CONCERNS over a weakening ringgit and its impact on the economy have been growing in recent months. However, a silver lining is that the recent rounds of monetary easing by global central banks could give some respite to the sliding local currency.
Since late last year, global financial markets have seen a spate of monetary easing by central banks as part of efforts to spur flailing growth. The Bank of Japan said it was increasing its stimulus programme to fight deflation last October. The People’s Bank of China cut rates in late November amid slowing growth and falling inflation.
This month, the global currency war escalated further with the launch of a massive quantitative easing programme by the European Central Bank while central banks in India, Canada and Denmark, among others, cut rates.
The latest move was by the Monetary Authority of Singapore, which announced last week that it was slowing the pace of the Singapore dollar’s appreciation against the US dollar. Singapore uses its currency as a monetary policy tool to manage inflation and growth.
Major currencies like the euro and yen have depreciated significantly against the US dollar.

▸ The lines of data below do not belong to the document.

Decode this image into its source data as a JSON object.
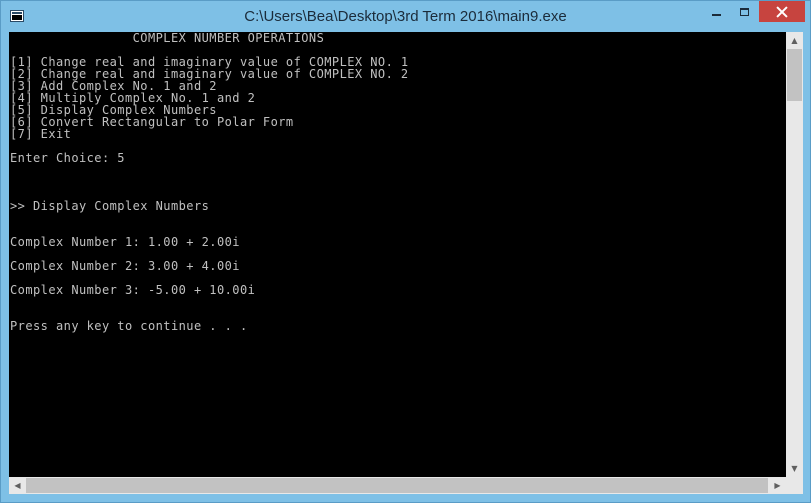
{
  "window": {
    "title": "C:\\Users\\Bea\\Desktop\\3rd Term 2016\\main9.exe"
  },
  "console": {
    "lines": [
      "                COMPLEX NUMBER OPERATIONS",
      "",
      "[1] Change real and imaginary value of COMPLEX NO. 1",
      "[2] Change real and imaginary value of COMPLEX NO. 2",
      "[3] Add Complex No. 1 and 2",
      "[4] Multiply Complex No. 1 and 2",
      "[5] Display Complex Numbers",
      "[6] Convert Rectangular to Polar Form",
      "[7] Exit",
      "",
      "Enter Choice: 5",
      "",
      "",
      "",
      ">> Display Complex Numbers",
      "",
      "",
      "Complex Number 1: 1.00 + 2.00i",
      "",
      "Complex Number 2: 3.00 + 4.00i",
      "",
      "Complex Number 3: -5.00 + 10.00i",
      "",
      "",
      "Press any key to continue . . ."
    ]
  },
  "colors": {
    "titlebar": "#7ec0e6",
    "console_bg": "#000000",
    "console_text": "#c0c0c0",
    "close_button": "#c7443f"
  },
  "icons": {
    "app": "console-app-icon",
    "minimize": "minimize-icon",
    "maximize": "maximize-icon",
    "close": "close-icon"
  }
}
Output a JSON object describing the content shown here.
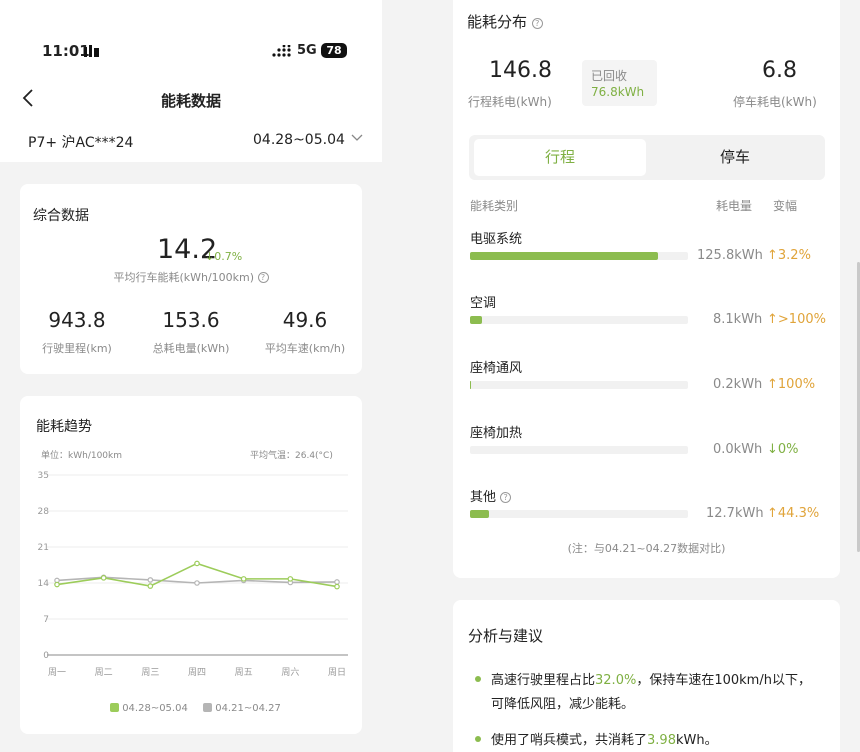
{
  "status": {
    "time": "11:01",
    "network": "5G",
    "battery": "78"
  },
  "header": {
    "title": "能耗数据"
  },
  "vehicle": {
    "plate": "P7+ 沪AC***24",
    "date_range": "04.28~05.04"
  },
  "summary": {
    "title": "综合数据",
    "main_value": "14.2",
    "main_change": "0.7%",
    "main_label": "平均行车能耗(kWh/100km)",
    "stats": [
      {
        "value": "943.8",
        "label": "行驶里程(km)"
      },
      {
        "value": "153.6",
        "label": "总耗电量(kWh)"
      },
      {
        "value": "49.6",
        "label": "平均车速(km/h)"
      }
    ]
  },
  "trend": {
    "title": "能耗趋势",
    "unit_label": "单位：kWh/100km",
    "temp_label": "平均气温：26.4(°C)",
    "legend": [
      "04.28~05.04",
      "04.21~04.27"
    ]
  },
  "chart_data": {
    "type": "line",
    "categories": [
      "周一",
      "周二",
      "周三",
      "周四",
      "周五",
      "周六",
      "周日"
    ],
    "series": [
      {
        "name": "04.28~05.04",
        "color": "#9ccc5a",
        "values": [
          13.7,
          15.0,
          13.4,
          17.8,
          14.8,
          14.8,
          13.3
        ]
      },
      {
        "name": "04.21~04.27",
        "color": "#b5b5b5",
        "values": [
          14.5,
          15.1,
          14.6,
          14.0,
          14.5,
          14.1,
          14.2
        ]
      }
    ],
    "yticks": [
      0,
      7,
      14,
      21,
      28,
      35
    ],
    "ylim": [
      0,
      35
    ],
    "grid": true
  },
  "distribution": {
    "title": "能耗分布",
    "drive_value": "146.8",
    "drive_label": "行程耗电(kWh)",
    "recovered_label": "已回收",
    "recovered_value": "76.8kWh",
    "park_value": "6.8",
    "park_label": "停车耗电(kWh)",
    "tabs": [
      "行程",
      "停车"
    ],
    "col_category": "能耗类别",
    "col_energy": "耗电量",
    "col_change": "变幅",
    "items": [
      {
        "name": "电驱系统",
        "energy": "125.8kWh",
        "change": "3.2%",
        "dir": "up",
        "fraction": 0.864
      },
      {
        "name": "空调",
        "energy": "8.1kWh",
        "change": ">100%",
        "dir": "up",
        "fraction": 0.056
      },
      {
        "name": "座椅通风",
        "energy": "0.2kWh",
        "change": "100%",
        "dir": "up",
        "fraction": 0.004
      },
      {
        "name": "座椅加热",
        "energy": "0.0kWh",
        "change": "0%",
        "dir": "down",
        "fraction": 0.0
      },
      {
        "name": "其他",
        "energy": "12.7kWh",
        "change": "44.3%",
        "dir": "up",
        "fraction": 0.087
      }
    ],
    "note": "(注：与04.21~04.27数据对比)"
  },
  "analysis": {
    "title": "分析与建议",
    "tip1_pre": "高速行驶里程占比",
    "tip1_hl": "32.0%",
    "tip1_post": "，保持车速在100km/h以下，",
    "tip1_line2": "可降低风阻，减少能耗。",
    "tip2_pre": "使用了哨兵模式，共消耗了",
    "tip2_hl": "3.98",
    "tip2_post": "kWh。"
  }
}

Most Asian currencies, too, have depreciated against the greenback but strengthened against the euro and yen by 3% to 12% in the last six months.
The ringgit has been harder hit among regional currencies due to concerns over rising debts and falling government revenue as commodity prices continue to drop. Since last July until Jan 28, the ringgit has lost 11.8% against the US dollar but gained 2.4% against the yen and 5.6% against the euro (see table).
The strengthening US dollar has prompted several central banks in Asia to intervene to prevent their currencies from depreciating too sharply. However, this has taken a toll on their international foreign exchange reserves.
Since last July, China has spent US$150 billion of its reserves to keep the yuan closer to the US dollar, according to DBS Group Research in a report. Singapore, it says, has spent US$30 billion since last July. “In six short months, the equivalent of 10% of a full year’s gross domestic product was spent supporting the currency. Little wonder the authorities eased back on the appreciation slope ... Further easing will be necessary if reserves don’t stop falling.”
It notes that it is not just China and Singapore that are intervening in the markets. “Thailand, Malaysia, Taiwan and the Philippines have all spent the equivalent of 1% to 4% of a year’s GDP over the past six months supporting the exchange rates.”
The question is, for how long can central banks afford to intervene in the markets before their reserves run out?
It is not surprising that central banks are now more tolerant of a weaker currency. Last week, the Bank of New Zealand indicated it will not hike rates any time soon, while there are expectations for the Reserve Bank of Australia to cut rates in the coming weeks.
Focus will be on the US Federal Reserve (Fed) and how it will respond to the currency war. Indeed, it is unlikely that the US will allow the greenback to gain too much ground against the world’s major currencies, as this will hurt its exports at a time when its economy is just beginning to regain growth momentum.
While the prevailing view is that the Fed may raise interest rates a notch by the middle of the year, some economists are more inclined towards the view that US rates may stay put in an environment of low inflation.
If this view gains ground, it is likely that the ringgit’s depreciation against the US dollar may soon find a bottom. A widely held view is that the ringgit should hold around 3.70 to the US dollar.
Already, some economists opine that the US economy is unlikely to outperform this year. At best, they see its GDP growing at around 2.4%. “The US is doing just about what it had done for the past three years — growing at a low 2% pace ... the US is faring relatively better [compared with Europe and Japan], but that’s very old news,” says DBS Group Research.
Hence, in an environment where most currencies are expected to depreciate further against the US dollar, the ringgit’s weakening may not be such a big concern after all. At least for now, until a clearer picture emerges.
It must be noted that the ringgit’s depreciation is not due to a deliberate move by the central bank. Rather, it is a combination of a strengthening US dollar and market concerns about the problems plaguing the domestic economy — rising debts both in the private and public sectors and falling commodity prices.
Given this, there is still an urgent need for policymakers to address these problems to ensure sustainable growth and a stronger currency in the longer term.
The good thing is, the global competitive devaluation has given more room for our policymakers to manoeuvre. For one, there is less urgency for Bank Negara Malaysia to use its foreign exchange reserves to prop up the ringgit. This is more so when Malaysia’s reserves are on a downward trend, having fallen by more than 20% over the last 12 months.
Additionally, Bank Negara can afford to maintain a looser monetary stance to accommodate growth.
Competitive devaluation is a zero-sum game. At the end of the day, the winner will still be the economy with strong fundamentals and good growth.
This article first appeared in The Edge Malaysia Weekly, on February 2 - 8 , 2015.